Start of DATA EXCERPTS

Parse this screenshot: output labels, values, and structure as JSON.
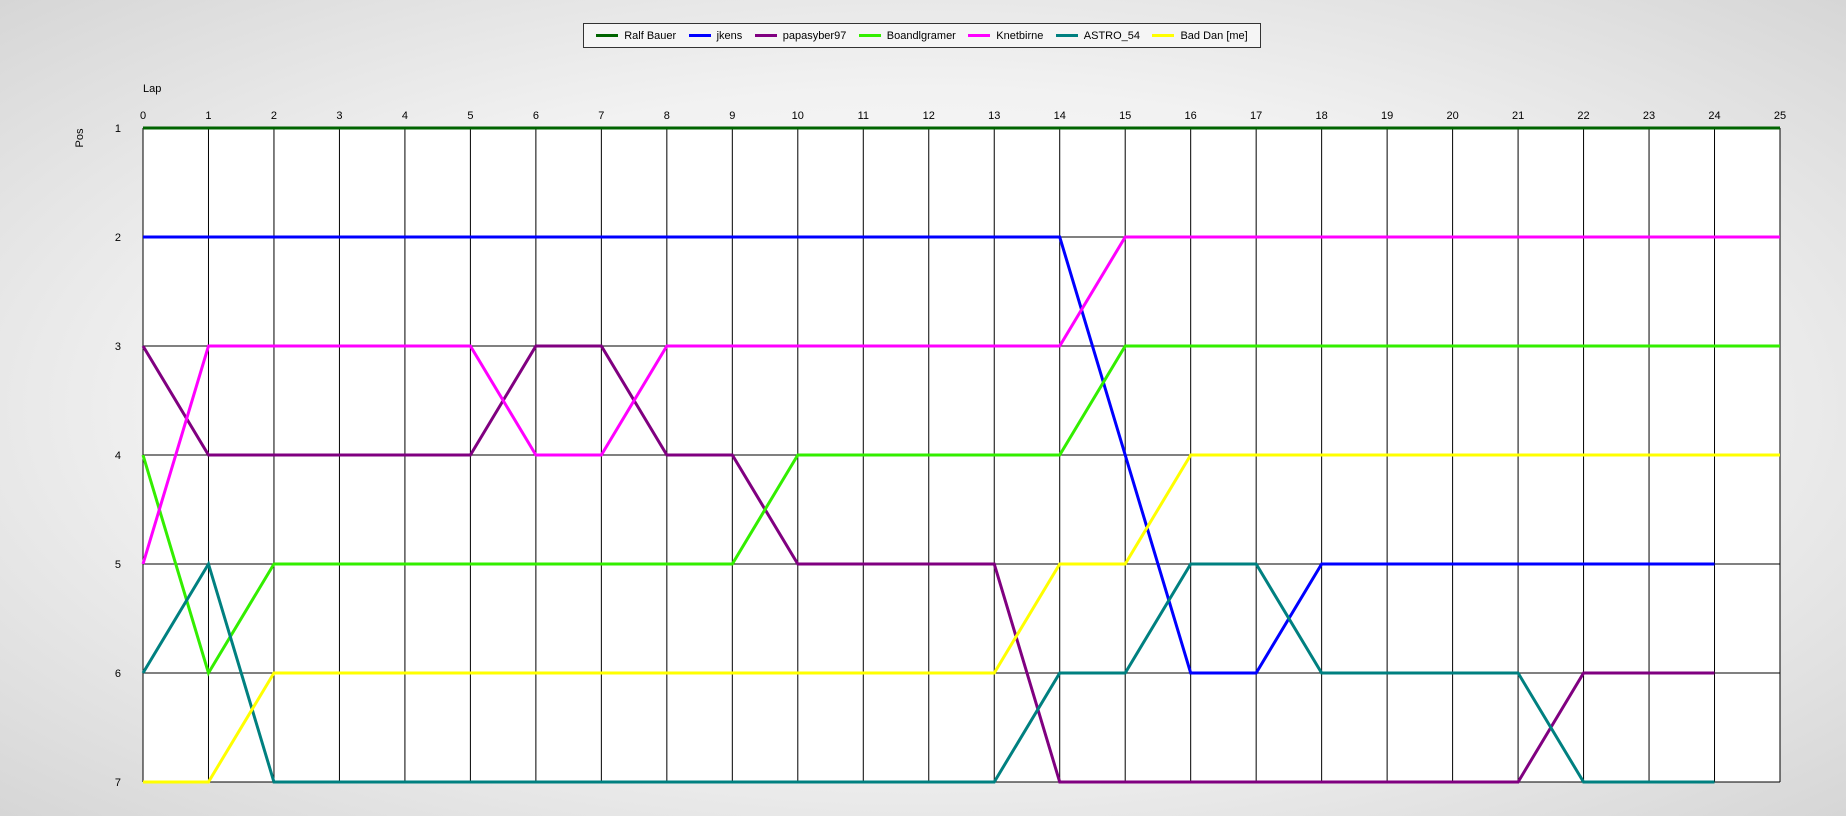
{
  "chart_data": {
    "type": "line",
    "title": "",
    "xlabel": "Lap",
    "ylabel": "Pos",
    "xlim": [
      0,
      25
    ],
    "ylim": [
      1,
      7
    ],
    "y_inverted": true,
    "grid": true,
    "legend_position": "top-center",
    "x": [
      0,
      1,
      2,
      3,
      4,
      5,
      6,
      7,
      8,
      9,
      10,
      11,
      12,
      13,
      14,
      15,
      16,
      17,
      18,
      19,
      20,
      21,
      22,
      23,
      24,
      25
    ],
    "xticks": [
      "0",
      "1",
      "2",
      "3",
      "4",
      "5",
      "6",
      "7",
      "8",
      "9",
      "10",
      "11",
      "12",
      "13",
      "14",
      "15",
      "16",
      "17",
      "18",
      "19",
      "20",
      "21",
      "22",
      "23",
      "24",
      "25"
    ],
    "yticks": [
      "1",
      "2",
      "3",
      "4",
      "5",
      "6",
      "7"
    ],
    "series": [
      {
        "name": "Ralf Bauer",
        "color": "#006400",
        "values": [
          1,
          1,
          1,
          1,
          1,
          1,
          1,
          1,
          1,
          1,
          1,
          1,
          1,
          1,
          1,
          1,
          1,
          1,
          1,
          1,
          1,
          1,
          1,
          1,
          1,
          1
        ]
      },
      {
        "name": "jkens",
        "color": "#0000ff",
        "values": [
          2,
          2,
          2,
          2,
          2,
          2,
          2,
          2,
          2,
          2,
          2,
          2,
          2,
          2,
          2,
          4,
          6,
          6,
          5,
          5,
          5,
          5,
          5,
          5,
          5
        ]
      },
      {
        "name": "papasyber97",
        "color": "#800080",
        "values": [
          3,
          4,
          4,
          4,
          4,
          4,
          3,
          3,
          4,
          4,
          5,
          5,
          5,
          5,
          7,
          7,
          7,
          7,
          7,
          7,
          7,
          7,
          6,
          6,
          6
        ]
      },
      {
        "name": "Boandlgramer",
        "color": "#33ee00",
        "values": [
          4,
          6,
          5,
          5,
          5,
          5,
          5,
          5,
          5,
          5,
          4,
          4,
          4,
          4,
          4,
          3,
          3,
          3,
          3,
          3,
          3,
          3,
          3,
          3,
          3,
          3
        ]
      },
      {
        "name": "Knetbirne",
        "color": "#ff00ff",
        "values": [
          5,
          3,
          3,
          3,
          3,
          3,
          4,
          4,
          3,
          3,
          3,
          3,
          3,
          3,
          3,
          2,
          2,
          2,
          2,
          2,
          2,
          2,
          2,
          2,
          2,
          2
        ]
      },
      {
        "name": "ASTRO_54",
        "color": "#008080",
        "values": [
          6,
          5,
          7,
          7,
          7,
          7,
          7,
          7,
          7,
          7,
          7,
          7,
          7,
          7,
          6,
          6,
          5,
          5,
          6,
          6,
          6,
          6,
          7,
          7,
          7
        ]
      },
      {
        "name": "Bad Dan [me]",
        "color": "#ffff00",
        "values": [
          7,
          7,
          6,
          6,
          6,
          6,
          6,
          6,
          6,
          6,
          6,
          6,
          6,
          6,
          5,
          5,
          4,
          4,
          4,
          4,
          4,
          4,
          4,
          4,
          4,
          4
        ]
      }
    ]
  }
}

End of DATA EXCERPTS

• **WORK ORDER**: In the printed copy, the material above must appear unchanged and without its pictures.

• **OUTPUT BELOW**:
Parse this screenshot: output labels, values, and structure as JSON.
{
  "chart_data": {
    "type": "line",
    "title": "",
    "xlabel": "Lap",
    "ylabel": "Pos",
    "xlim": [
      0,
      25
    ],
    "ylim": [
      1,
      7
    ],
    "y_inverted": true,
    "grid": true,
    "legend_position": "top-center",
    "x": [
      0,
      1,
      2,
      3,
      4,
      5,
      6,
      7,
      8,
      9,
      10,
      11,
      12,
      13,
      14,
      15,
      16,
      17,
      18,
      19,
      20,
      21,
      22,
      23,
      24,
      25
    ],
    "xticks": [
      "0",
      "1",
      "2",
      "3",
      "4",
      "5",
      "6",
      "7",
      "8",
      "9",
      "10",
      "11",
      "12",
      "13",
      "14",
      "15",
      "16",
      "17",
      "18",
      "19",
      "20",
      "21",
      "22",
      "23",
      "24",
      "25"
    ],
    "yticks": [
      "1",
      "2",
      "3",
      "4",
      "5",
      "6",
      "7"
    ],
    "series": [
      {
        "name": "Ralf Bauer",
        "color": "#006400",
        "values": [
          1,
          1,
          1,
          1,
          1,
          1,
          1,
          1,
          1,
          1,
          1,
          1,
          1,
          1,
          1,
          1,
          1,
          1,
          1,
          1,
          1,
          1,
          1,
          1,
          1,
          1
        ]
      },
      {
        "name": "jkens",
        "color": "#0000ff",
        "values": [
          2,
          2,
          2,
          2,
          2,
          2,
          2,
          2,
          2,
          2,
          2,
          2,
          2,
          2,
          2,
          4,
          6,
          6,
          5,
          5,
          5,
          5,
          5,
          5,
          5
        ]
      },
      {
        "name": "papasyber97",
        "color": "#800080",
        "values": [
          3,
          4,
          4,
          4,
          4,
          4,
          3,
          3,
          4,
          4,
          5,
          5,
          5,
          5,
          7,
          7,
          7,
          7,
          7,
          7,
          7,
          7,
          6,
          6,
          6
        ]
      },
      {
        "name": "Boandlgramer",
        "color": "#33ee00",
        "values": [
          4,
          6,
          5,
          5,
          5,
          5,
          5,
          5,
          5,
          5,
          4,
          4,
          4,
          4,
          4,
          3,
          3,
          3,
          3,
          3,
          3,
          3,
          3,
          3,
          3,
          3
        ]
      },
      {
        "name": "Knetbirne",
        "color": "#ff00ff",
        "values": [
          5,
          3,
          3,
          3,
          3,
          3,
          4,
          4,
          3,
          3,
          3,
          3,
          3,
          3,
          3,
          2,
          2,
          2,
          2,
          2,
          2,
          2,
          2,
          2,
          2,
          2
        ]
      },
      {
        "name": "ASTRO_54",
        "color": "#008080",
        "values": [
          6,
          5,
          7,
          7,
          7,
          7,
          7,
          7,
          7,
          7,
          7,
          7,
          7,
          7,
          6,
          6,
          5,
          5,
          6,
          6,
          6,
          6,
          7,
          7,
          7
        ]
      },
      {
        "name": "Bad Dan [me]",
        "color": "#ffff00",
        "values": [
          7,
          7,
          6,
          6,
          6,
          6,
          6,
          6,
          6,
          6,
          6,
          6,
          6,
          6,
          5,
          5,
          4,
          4,
          4,
          4,
          4,
          4,
          4,
          4,
          4,
          4
        ]
      }
    ]
  }
}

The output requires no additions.